■ **WORK REQUEST**:
Produce an exact copy of all the records.

[Extracted records]
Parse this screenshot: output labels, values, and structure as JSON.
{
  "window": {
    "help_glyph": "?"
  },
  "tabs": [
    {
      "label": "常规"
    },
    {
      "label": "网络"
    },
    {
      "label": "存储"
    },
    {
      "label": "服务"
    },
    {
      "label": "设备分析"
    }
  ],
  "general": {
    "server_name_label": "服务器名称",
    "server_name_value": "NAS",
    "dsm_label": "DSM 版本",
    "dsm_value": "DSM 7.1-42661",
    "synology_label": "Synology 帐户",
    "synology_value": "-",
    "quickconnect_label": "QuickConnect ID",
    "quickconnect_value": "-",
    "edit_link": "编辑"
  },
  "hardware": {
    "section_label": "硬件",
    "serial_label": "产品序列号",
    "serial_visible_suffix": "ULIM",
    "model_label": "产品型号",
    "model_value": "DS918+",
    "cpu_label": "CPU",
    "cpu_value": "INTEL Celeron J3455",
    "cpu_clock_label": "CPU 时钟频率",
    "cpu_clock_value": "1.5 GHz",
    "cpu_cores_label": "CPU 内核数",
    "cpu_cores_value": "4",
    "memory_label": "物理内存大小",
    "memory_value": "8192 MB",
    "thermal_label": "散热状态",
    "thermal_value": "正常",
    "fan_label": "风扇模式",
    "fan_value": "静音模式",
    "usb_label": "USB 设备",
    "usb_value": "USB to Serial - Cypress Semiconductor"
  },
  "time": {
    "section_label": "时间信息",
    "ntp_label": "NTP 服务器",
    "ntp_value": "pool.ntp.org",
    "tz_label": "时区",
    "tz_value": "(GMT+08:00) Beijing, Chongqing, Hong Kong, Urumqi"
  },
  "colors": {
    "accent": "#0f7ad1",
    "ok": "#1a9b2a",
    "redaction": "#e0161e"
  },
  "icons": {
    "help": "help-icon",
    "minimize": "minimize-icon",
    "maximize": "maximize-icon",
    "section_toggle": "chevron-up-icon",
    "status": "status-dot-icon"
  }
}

■ **TASK RESPONSE**:
Parse this screenshot: output labels, values, and structure as JSON.
{
  "window": {
    "help_glyph": "?"
  },
  "tabs": [
    {
      "label": "常规"
    },
    {
      "label": "网络"
    },
    {
      "label": "存储"
    },
    {
      "label": "服务"
    },
    {
      "label": "设备分析"
    }
  ],
  "general": {
    "server_name_label": "服务器名称",
    "server_name_value": "NAS",
    "dsm_label": "DSM 版本",
    "dsm_value": "DSM 7.1-42661",
    "synology_label": "Synology 帐户",
    "synology_value": "-",
    "quickconnect_label": "QuickConnect ID",
    "quickconnect_value": "-",
    "edit_link": "编辑"
  },
  "hardware": {
    "section_label": "硬件",
    "serial_label": "产品序列号",
    "serial_visible_suffix": "ULIM",
    "model_label": "产品型号",
    "model_value": "DS918+",
    "cpu_label": "CPU",
    "cpu_value": "INTEL Celeron J3455",
    "cpu_clock_label": "CPU 时钟频率",
    "cpu_clock_value": "1.5 GHz",
    "cpu_cores_label": "CPU 内核数",
    "cpu_cores_value": "4",
    "memory_label": "物理内存大小",
    "memory_value": "8192 MB",
    "thermal_label": "散热状态",
    "thermal_value": "正常",
    "fan_label": "风扇模式",
    "fan_value": "静音模式",
    "usb_label": "USB 设备",
    "usb_value": "USB to Serial - Cypress Semiconductor"
  },
  "time": {
    "section_label": "时间信息",
    "ntp_label": "NTP 服务器",
    "ntp_value": "pool.ntp.org",
    "tz_label": "时区",
    "tz_value": "(GMT+08:00) Beijing, Chongqing, Hong Kong, Urumqi"
  },
  "colors": {
    "accent": "#0f7ad1",
    "ok": "#1a9b2a",
    "redaction": "#e0161e"
  },
  "icons": {
    "help": "help-icon",
    "minimize": "minimize-icon",
    "maximize": "maximize-icon",
    "section_toggle": "chevron-up-icon",
    "status": "status-dot-icon"
  }
}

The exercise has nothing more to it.